▶ _TASK BRIEF_:
Lines holding the string "label" are the ones to copy; find them all in the data.

▶ _EXERCISE DATA_:
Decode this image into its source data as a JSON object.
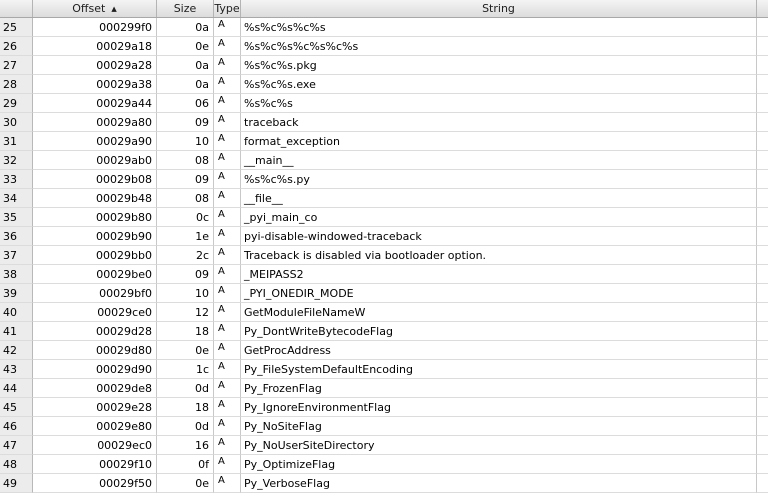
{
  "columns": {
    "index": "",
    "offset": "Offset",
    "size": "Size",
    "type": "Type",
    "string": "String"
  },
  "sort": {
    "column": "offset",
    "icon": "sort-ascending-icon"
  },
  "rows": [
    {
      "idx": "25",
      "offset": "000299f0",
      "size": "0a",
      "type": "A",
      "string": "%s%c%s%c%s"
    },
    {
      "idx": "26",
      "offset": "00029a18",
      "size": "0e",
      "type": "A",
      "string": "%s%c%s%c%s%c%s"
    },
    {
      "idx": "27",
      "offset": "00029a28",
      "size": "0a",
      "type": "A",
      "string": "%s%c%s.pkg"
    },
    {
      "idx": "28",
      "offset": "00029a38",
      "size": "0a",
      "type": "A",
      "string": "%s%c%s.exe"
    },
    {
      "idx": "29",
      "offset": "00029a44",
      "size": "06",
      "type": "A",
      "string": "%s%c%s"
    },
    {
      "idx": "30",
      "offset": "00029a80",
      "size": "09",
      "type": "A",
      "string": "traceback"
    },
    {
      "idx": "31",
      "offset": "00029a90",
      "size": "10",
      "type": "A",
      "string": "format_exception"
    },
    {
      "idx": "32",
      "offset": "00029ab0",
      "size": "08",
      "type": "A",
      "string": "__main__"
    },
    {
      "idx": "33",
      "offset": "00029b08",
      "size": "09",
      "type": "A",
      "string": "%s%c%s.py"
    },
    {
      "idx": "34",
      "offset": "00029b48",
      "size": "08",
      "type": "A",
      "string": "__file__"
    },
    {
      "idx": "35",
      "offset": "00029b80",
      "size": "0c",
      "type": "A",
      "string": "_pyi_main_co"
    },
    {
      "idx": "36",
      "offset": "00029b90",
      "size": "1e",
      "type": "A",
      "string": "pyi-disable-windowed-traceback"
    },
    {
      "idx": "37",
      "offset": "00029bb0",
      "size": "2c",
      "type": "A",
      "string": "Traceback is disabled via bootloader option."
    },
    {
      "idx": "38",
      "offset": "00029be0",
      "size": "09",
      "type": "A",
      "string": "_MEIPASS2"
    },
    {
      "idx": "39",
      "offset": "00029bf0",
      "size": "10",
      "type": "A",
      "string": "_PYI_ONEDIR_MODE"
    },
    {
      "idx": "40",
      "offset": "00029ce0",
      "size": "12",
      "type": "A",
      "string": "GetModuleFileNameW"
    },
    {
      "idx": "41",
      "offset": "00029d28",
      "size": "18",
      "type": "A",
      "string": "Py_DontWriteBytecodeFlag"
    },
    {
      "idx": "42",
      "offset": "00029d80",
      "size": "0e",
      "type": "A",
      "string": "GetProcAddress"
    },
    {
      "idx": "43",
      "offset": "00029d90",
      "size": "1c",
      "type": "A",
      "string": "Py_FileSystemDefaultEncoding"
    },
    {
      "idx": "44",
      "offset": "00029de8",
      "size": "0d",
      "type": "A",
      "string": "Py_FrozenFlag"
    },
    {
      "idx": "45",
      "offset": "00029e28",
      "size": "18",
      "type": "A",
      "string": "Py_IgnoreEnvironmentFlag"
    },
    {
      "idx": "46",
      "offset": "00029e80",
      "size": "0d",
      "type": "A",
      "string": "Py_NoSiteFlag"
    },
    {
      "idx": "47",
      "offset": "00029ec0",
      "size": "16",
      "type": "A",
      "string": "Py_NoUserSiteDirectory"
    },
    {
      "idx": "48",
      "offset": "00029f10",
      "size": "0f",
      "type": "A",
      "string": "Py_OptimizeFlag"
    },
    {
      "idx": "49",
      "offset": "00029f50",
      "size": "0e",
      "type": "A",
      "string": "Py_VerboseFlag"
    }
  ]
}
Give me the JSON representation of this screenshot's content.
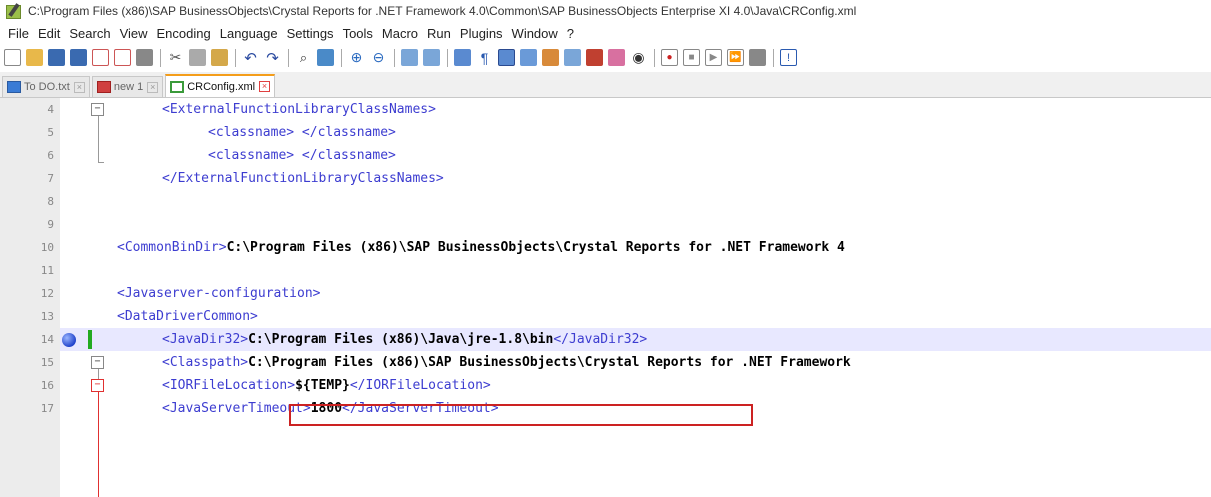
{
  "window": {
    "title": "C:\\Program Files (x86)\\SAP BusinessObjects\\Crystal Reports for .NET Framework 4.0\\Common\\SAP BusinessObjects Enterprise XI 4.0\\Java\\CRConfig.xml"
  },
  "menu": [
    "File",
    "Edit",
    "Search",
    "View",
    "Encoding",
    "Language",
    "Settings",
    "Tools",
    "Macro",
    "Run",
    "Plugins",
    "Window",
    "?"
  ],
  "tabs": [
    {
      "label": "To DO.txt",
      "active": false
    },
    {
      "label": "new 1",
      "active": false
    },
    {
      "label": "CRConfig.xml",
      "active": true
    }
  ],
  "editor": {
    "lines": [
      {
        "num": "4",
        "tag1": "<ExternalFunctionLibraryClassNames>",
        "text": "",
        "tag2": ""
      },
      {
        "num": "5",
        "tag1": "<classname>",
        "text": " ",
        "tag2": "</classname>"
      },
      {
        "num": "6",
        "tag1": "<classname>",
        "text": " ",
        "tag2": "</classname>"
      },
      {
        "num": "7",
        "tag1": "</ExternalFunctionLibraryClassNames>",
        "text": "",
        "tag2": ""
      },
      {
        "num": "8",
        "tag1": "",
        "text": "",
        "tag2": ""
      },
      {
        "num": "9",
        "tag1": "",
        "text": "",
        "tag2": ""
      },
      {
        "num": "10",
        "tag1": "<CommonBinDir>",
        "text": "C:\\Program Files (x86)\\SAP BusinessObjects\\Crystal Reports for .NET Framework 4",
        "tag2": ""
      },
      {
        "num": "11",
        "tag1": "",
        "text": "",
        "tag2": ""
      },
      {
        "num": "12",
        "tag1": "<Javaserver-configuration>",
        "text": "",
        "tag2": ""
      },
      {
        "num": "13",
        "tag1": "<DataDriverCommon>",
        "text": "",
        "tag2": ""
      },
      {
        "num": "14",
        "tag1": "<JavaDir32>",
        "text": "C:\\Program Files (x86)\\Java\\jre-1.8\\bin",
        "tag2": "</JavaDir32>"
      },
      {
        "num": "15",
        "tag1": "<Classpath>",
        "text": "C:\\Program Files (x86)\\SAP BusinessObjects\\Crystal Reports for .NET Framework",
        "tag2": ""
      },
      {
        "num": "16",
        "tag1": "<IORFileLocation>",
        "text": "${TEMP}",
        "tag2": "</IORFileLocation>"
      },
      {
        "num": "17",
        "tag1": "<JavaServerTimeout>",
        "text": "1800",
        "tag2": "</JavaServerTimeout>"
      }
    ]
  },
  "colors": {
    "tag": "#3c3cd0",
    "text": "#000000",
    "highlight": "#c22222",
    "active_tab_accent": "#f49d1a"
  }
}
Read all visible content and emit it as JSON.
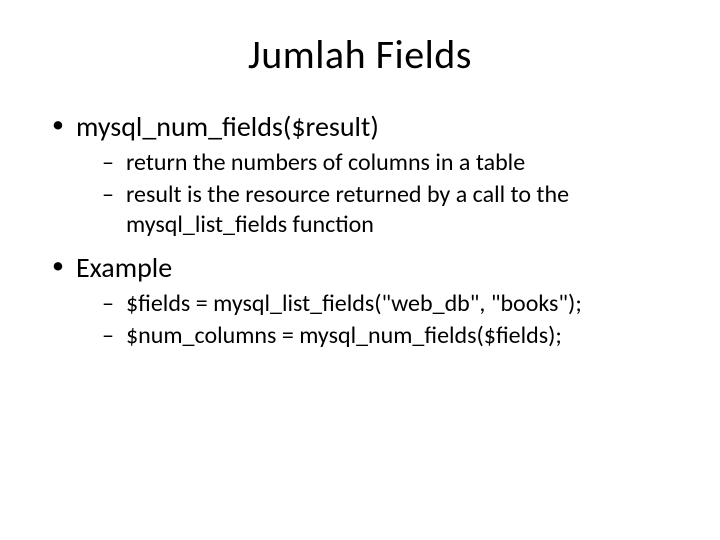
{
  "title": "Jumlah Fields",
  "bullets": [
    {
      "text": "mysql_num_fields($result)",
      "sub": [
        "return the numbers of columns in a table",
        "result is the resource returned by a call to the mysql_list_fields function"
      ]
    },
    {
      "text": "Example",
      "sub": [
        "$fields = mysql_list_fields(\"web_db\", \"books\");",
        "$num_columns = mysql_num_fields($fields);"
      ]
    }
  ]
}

▶ _ANSWER FOR THIS EXERCISE_:
      "label": "To DO.txt",
      "label": "new 1",
      "label": "CRConfig.xml",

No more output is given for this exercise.